Tucows.com, a Nova Scotia tech company with a principal office in Ontario, bought over 30,000 domain names from an operation called Mailbank Inc. in 2006, including renner.com. Lojas Renner SA, a Brazilian retailer and the owner of the trade-mark ‘Renner’ in Brazil and other countries, filed an objection to Tucows.com’s use of renner.com under the World Intellectual Property Organisation (WIPO) rules. Tucows.com did not respond to the WIPO complaint but commenced an action in Ontario seeking a declaration that it had legitimate rights in the domain name. Tucows also asked WIPO to discontinue the complaint before it on the grounds that it duplicated the Ontario proceedings; WIPO agreed to this.
Renner objected to service on it in Brazil for the purposes of the Ontario action. Chapnik J found for Renner on the basis that service ex juris without a court order is permitted where there is a real and substantial connection to Ontario, which would in this case need to be predicated on real or personal property in Ontario. The domain name was not personal property and, being intangible, was not located in the province.
The Court of Appeal sided with Tucows. The legal status of domain names had not previously been determined, but Weiler JA was prepared to accept the emerging (and hardly surprising) view that they are intangible personal property. For the purposes of jurisdiction, the registrant and registrar of the domain name were located in Ontario, as were Tucows’s servers.
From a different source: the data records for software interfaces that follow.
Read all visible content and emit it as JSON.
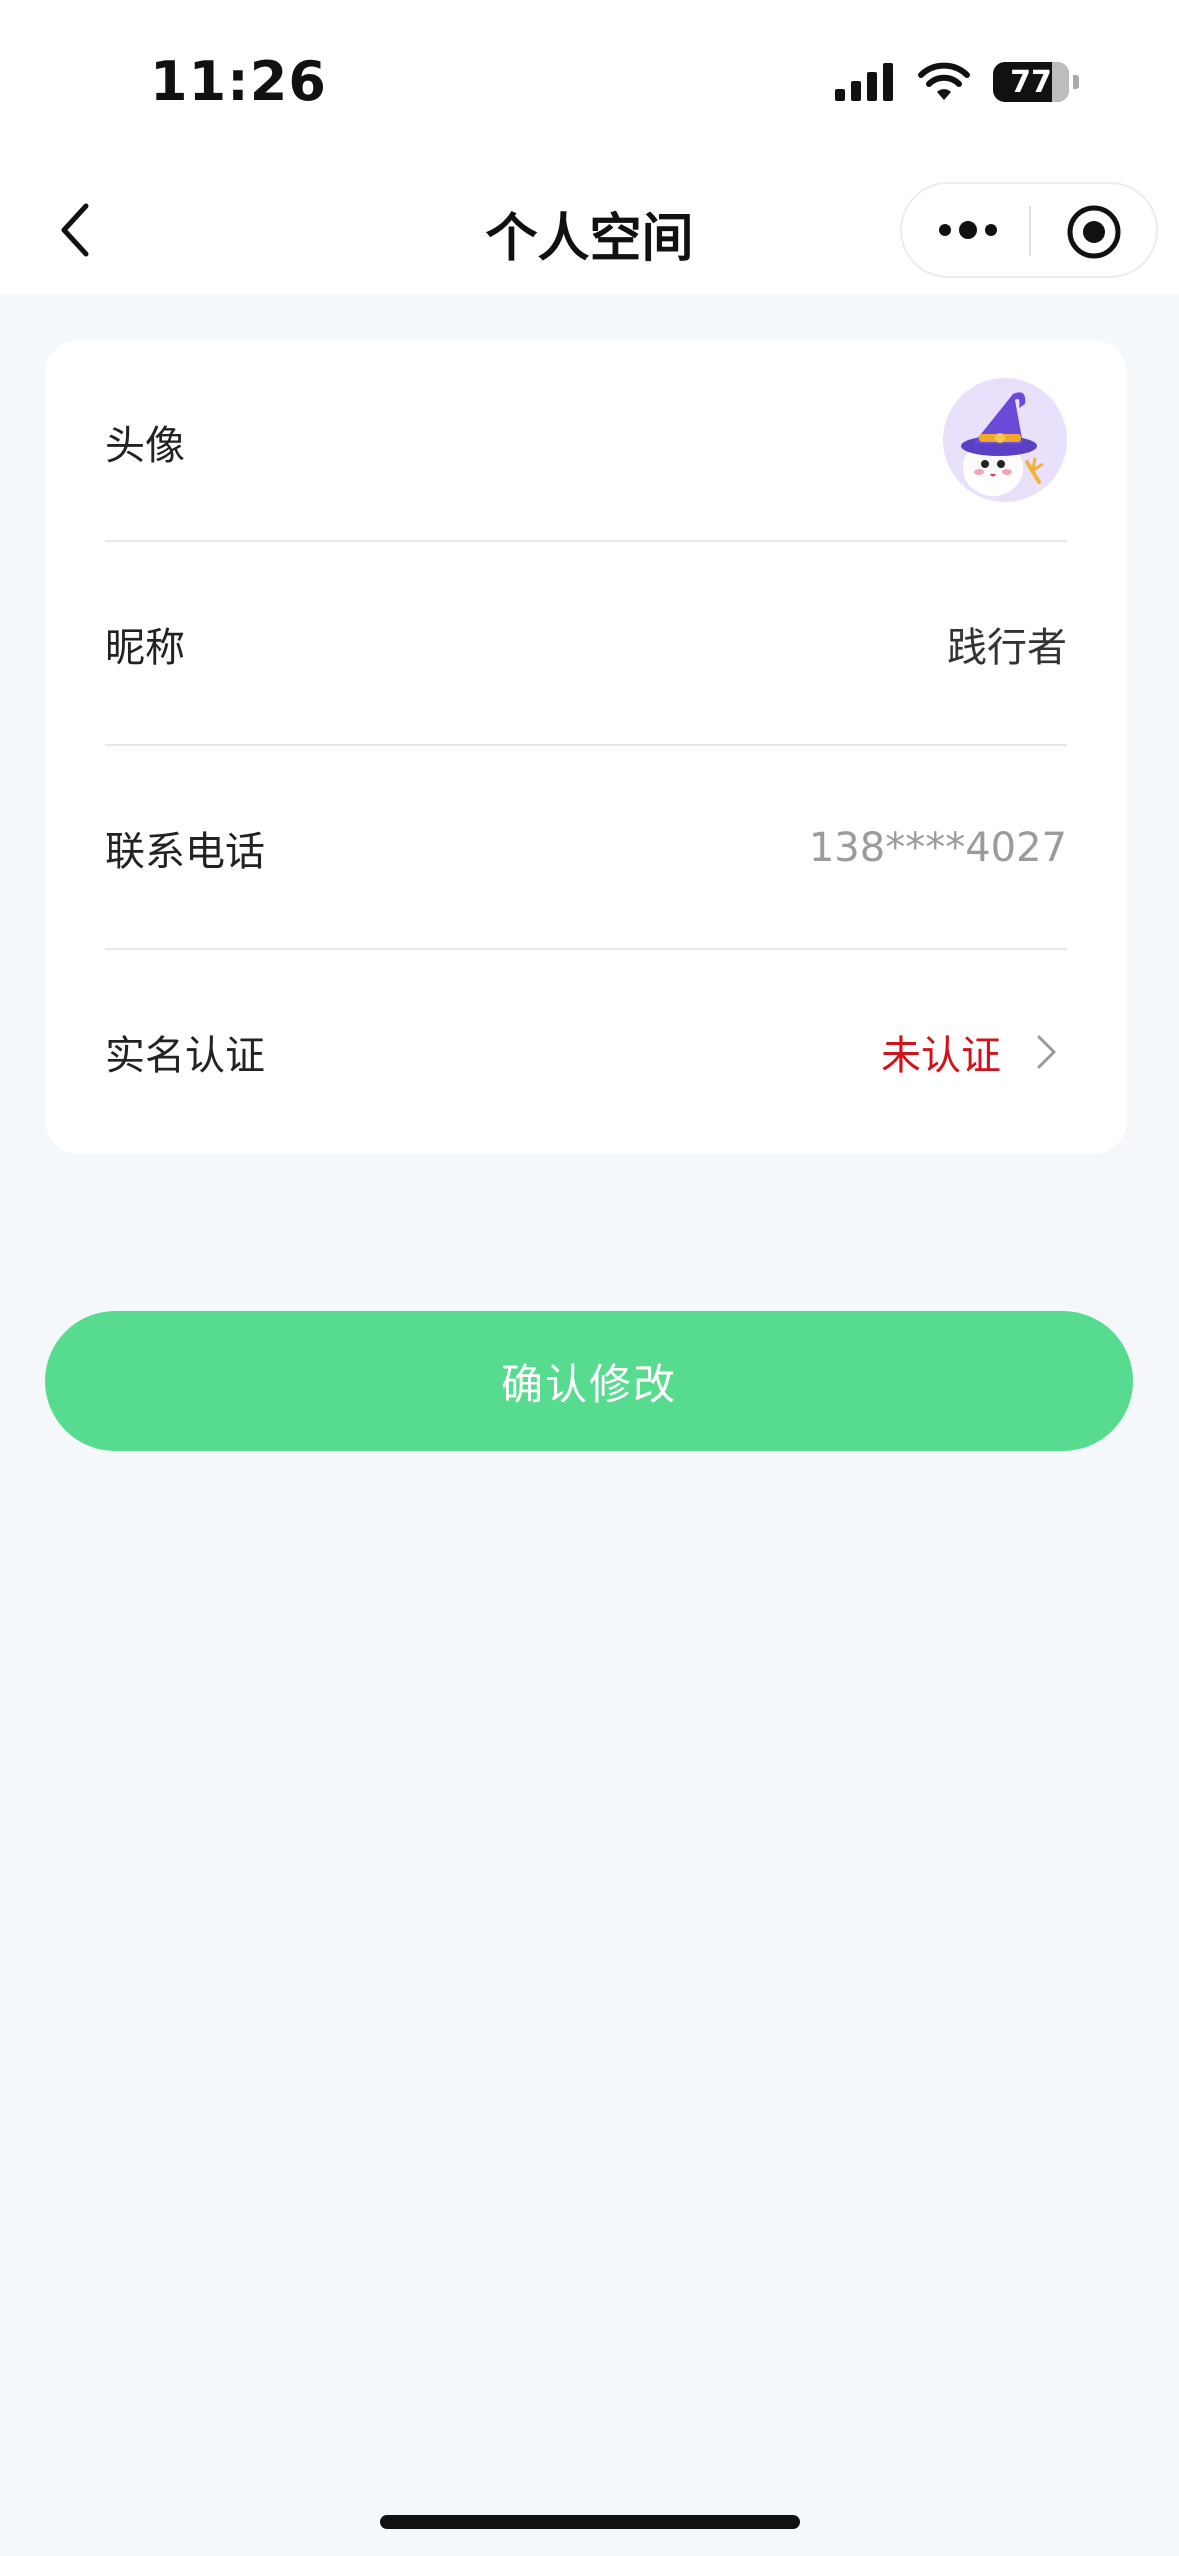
{
  "status_bar": {
    "time": "11:26",
    "battery": "77"
  },
  "nav": {
    "title": "个人空间"
  },
  "profile": {
    "rows": [
      {
        "label": "头像"
      },
      {
        "label": "昵称",
        "value": "践行者"
      },
      {
        "label": "联系电话",
        "value": "138****4027"
      },
      {
        "label": "实名认证",
        "value": "未认证"
      }
    ]
  },
  "actions": {
    "confirm_label": "确认修改"
  },
  "colors": {
    "accent_green": "#57db8e",
    "warning_red": "#d0121b",
    "background": "#f5f8fb"
  },
  "icons": {
    "back": "chevron-left-icon",
    "more": "more-dots-icon",
    "close": "target-close-icon",
    "row_arrow": "chevron-right-icon",
    "avatar": "wizard-avatar-icon"
  }
}
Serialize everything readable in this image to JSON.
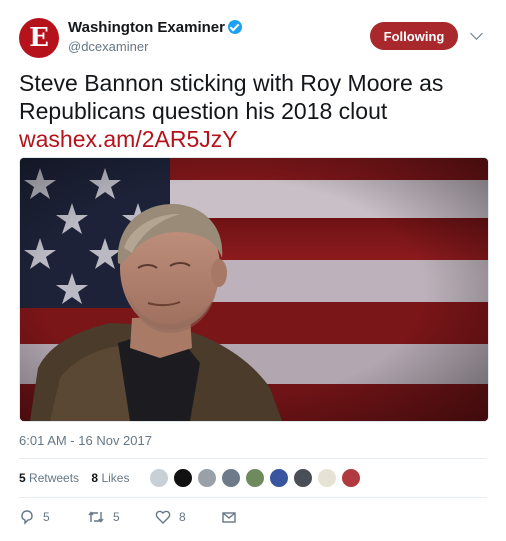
{
  "account": {
    "display_name": "Washington Examiner",
    "handle": "@dcexaminer",
    "avatar_letter": "E",
    "verified": true
  },
  "follow_button": {
    "label": "Following",
    "color": "#a8282c"
  },
  "tweet": {
    "text": "Steve Bannon sticking with Roy Moore as Republicans question his 2018 clout",
    "link": "washex.am/2AR5JzY",
    "link_color": "#b5121b"
  },
  "timestamp": "6:01 AM - 16 Nov 2017",
  "stats": {
    "retweets_count": "5",
    "retweets_label": "Retweets",
    "likes_count": "8",
    "likes_label": "Likes"
  },
  "likers_icon": "avatar-icon",
  "actions": {
    "reply_count": "5",
    "retweet_count": "5",
    "like_count": "8"
  }
}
Service on Renner outside Ontario was valid. [Link available here].